"ELVIS" 68 Comeback TV Special To Hit Movie Theaters (Updated)

 If you live in the Lehigh Valley area local club members will gather for a dinner and attend the Elvis TV Special movie night on Monday, August 20th at the Center Valley 16 Theater.  Please contact the club if you would like to attend this local event.

If you live in the Lehigh Valley area local club members will gather for a dinner and attend the Elvis TV Special movie night on Monday, August 20th at the Center Valley 16 Theater.  Please contact the club if you would like to attend this local event.

Elvis Presley's legendary television special Elvis, better known as the "'68 Comeback Special," will be screened in movie theaters this summer to mark the 50th anniversary of its airing. The screenings will take place on Presley's death, August 16th, and again on August 20th. 

The owner of Elvis Presley Enterprises, Authentic Brands Group–which also owns and manages branding for Marilyn Monroe and Shaquille O'Neal, among others–is arranging the screening with Fathom Events. They have yet to announce the screening times.

"Seeing Elvis onscreen is one of the most memorable and influential brand experiences and we look forward to bringing this special and future events to audiences around the world," ABG's senior vice president of entertainment, Marc Rosen, said in a statement.

"ABG is recognized as a global leader in the brand space and the company's commitment to creating immersive brand experiences aligns perfectly with Fathom's dedication to providing our audiences with exclusive, interactive and memorable cinema events," Fathom Events CEO Ray Nutt said. "We look forward to working together on many exciting projects for cinema audiences worldwide, beginning with this rare concert experience for Elvis fans."

Presley's comeback special came at a time when the King had been appearing in movies rather than recording music or performing live. It opened with footage of him dressed in a slick, black leather jumpsuit–curling his lip the way his fans remembered–and included a loose, "sit-down" set where he played his early hits with members from his backing band in the Fifties.

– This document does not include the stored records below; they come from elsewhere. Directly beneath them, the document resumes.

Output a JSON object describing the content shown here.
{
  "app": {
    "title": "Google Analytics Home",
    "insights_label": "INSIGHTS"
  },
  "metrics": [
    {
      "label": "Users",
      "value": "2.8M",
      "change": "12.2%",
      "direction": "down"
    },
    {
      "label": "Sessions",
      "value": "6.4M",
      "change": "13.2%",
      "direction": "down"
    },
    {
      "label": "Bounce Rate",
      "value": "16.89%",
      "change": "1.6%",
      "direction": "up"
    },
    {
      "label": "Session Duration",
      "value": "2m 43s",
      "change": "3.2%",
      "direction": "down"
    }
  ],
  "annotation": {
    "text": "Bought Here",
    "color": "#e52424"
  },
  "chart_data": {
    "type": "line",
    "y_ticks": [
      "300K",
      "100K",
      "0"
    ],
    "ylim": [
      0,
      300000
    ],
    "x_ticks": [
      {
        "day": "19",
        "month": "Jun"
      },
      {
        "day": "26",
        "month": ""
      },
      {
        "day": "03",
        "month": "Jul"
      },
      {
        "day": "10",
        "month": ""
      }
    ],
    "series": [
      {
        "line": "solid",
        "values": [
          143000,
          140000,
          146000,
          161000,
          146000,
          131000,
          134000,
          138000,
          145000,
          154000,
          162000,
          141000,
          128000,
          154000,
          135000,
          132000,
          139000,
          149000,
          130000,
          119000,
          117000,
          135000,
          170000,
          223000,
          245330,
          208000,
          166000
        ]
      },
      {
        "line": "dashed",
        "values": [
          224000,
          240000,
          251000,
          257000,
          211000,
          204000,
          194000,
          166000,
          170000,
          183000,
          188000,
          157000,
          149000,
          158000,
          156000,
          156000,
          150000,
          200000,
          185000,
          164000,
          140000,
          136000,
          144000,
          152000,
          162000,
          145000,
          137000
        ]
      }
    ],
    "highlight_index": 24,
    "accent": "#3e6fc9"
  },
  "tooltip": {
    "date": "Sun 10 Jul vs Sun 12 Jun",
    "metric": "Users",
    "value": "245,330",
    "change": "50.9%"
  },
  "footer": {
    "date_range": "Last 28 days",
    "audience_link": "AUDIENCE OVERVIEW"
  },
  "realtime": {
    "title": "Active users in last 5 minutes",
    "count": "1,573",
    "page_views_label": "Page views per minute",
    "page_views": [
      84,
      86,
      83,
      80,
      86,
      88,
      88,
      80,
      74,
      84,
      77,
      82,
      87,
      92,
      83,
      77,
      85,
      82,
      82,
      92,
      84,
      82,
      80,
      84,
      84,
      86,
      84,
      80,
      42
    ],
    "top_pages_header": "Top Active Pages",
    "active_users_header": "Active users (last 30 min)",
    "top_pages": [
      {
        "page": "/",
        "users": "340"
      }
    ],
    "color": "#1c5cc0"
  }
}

"Elvis was hardly ever nervous–but he was then," drummer D.J. Fontana told Rolling Stone in a feature about the special last year. "We played a couple of songs, and it got loose after a while, and it turned out fine. He just had been out of the public eye for a long time."

 

Source: Rolling Stone